Go through the records and copy each line where the word "warning" occurs.

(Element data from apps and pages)
□ □ □ □ □

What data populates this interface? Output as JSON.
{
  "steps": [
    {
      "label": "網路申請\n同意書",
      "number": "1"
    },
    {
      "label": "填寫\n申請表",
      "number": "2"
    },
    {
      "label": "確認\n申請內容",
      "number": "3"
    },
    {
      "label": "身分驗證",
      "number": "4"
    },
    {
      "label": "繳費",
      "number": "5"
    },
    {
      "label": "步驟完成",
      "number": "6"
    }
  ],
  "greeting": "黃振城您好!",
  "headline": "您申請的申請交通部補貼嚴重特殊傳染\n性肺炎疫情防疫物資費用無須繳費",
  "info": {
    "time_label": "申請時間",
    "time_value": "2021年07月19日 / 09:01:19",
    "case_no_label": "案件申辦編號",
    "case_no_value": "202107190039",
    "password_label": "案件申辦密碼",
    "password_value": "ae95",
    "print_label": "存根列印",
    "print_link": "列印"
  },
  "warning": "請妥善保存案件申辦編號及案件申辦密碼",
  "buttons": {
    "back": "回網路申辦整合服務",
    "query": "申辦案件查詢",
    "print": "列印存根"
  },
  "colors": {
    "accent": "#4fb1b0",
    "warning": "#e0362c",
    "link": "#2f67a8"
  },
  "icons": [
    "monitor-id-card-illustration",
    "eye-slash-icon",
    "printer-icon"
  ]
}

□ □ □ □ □

EXERCISE RESPONSE ▸
  "warning": "請妥善保存案件申辦編號及案件申辦密碼",
    "warning": "#e0362c",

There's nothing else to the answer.